Where to Get Your Tide Table Poster 

Limited supplies of printed Tide Tables are available at DHEC OCRM offices in Charleston, Beaufort, Myrtle Beach, and DHEC’s main location in Columbia. A foldable, desktop version of the chart is also available online. To learn more about the Tide Tables and to download the 2020 poster, click here

Coastal Photography  

DHEC holds a Coastal Photography Contest each year to determine the featured photograph for the new Tide Table Poster and web page. More than 400 photos were received during the 2019 contest, and Kristen Kappel was selected with her winning photo, “Pernicious Beauty.” Congratulations, Kristen! 

“Pernicious Beauty” by Kristen Kappel, winner of the 2019 Coastal Photography Contest

King Tides Program 

Joe Cronin submitted this photo taken on October 1, 2019 of Andell Bluff Blvd. on Seabrook Island to the King Tides Program.

DHEC is leading the South Carolina King Tides initiative to document the effect that extreme tide events have on our state’s beaches, coastal waterways, private property and public infrastructure. 

Through the initiative, citizen scientists can submit their photos of king tide events to help DHEC monitor and respond to coastal environmental issues. The photos are included in DHEC’s long-term analysis of coastal vulnerability and planning initiatives with municipalities. 

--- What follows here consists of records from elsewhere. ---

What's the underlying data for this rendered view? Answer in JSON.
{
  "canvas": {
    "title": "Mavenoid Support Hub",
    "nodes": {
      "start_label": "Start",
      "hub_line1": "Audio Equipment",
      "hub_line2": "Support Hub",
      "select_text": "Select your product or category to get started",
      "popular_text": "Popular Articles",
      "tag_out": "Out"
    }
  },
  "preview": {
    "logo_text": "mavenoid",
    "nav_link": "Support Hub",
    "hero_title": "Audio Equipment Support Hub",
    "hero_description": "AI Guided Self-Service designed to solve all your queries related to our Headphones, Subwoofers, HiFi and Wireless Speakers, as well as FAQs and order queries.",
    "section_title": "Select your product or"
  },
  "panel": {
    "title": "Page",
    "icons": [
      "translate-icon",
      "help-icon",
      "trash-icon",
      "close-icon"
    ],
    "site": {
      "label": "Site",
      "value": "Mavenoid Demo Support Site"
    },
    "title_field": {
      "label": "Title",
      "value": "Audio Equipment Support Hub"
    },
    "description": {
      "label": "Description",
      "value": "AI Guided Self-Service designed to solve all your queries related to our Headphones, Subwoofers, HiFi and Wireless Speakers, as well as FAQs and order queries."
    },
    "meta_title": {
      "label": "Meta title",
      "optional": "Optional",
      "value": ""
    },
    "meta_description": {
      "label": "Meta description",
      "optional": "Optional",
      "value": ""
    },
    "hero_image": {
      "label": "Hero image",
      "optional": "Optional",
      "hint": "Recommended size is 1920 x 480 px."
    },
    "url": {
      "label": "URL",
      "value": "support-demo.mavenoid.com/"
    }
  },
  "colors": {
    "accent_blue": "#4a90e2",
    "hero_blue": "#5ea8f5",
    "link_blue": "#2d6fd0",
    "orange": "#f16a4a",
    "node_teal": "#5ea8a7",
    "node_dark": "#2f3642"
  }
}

To participate in the South Carolina King Tides Initiative, click here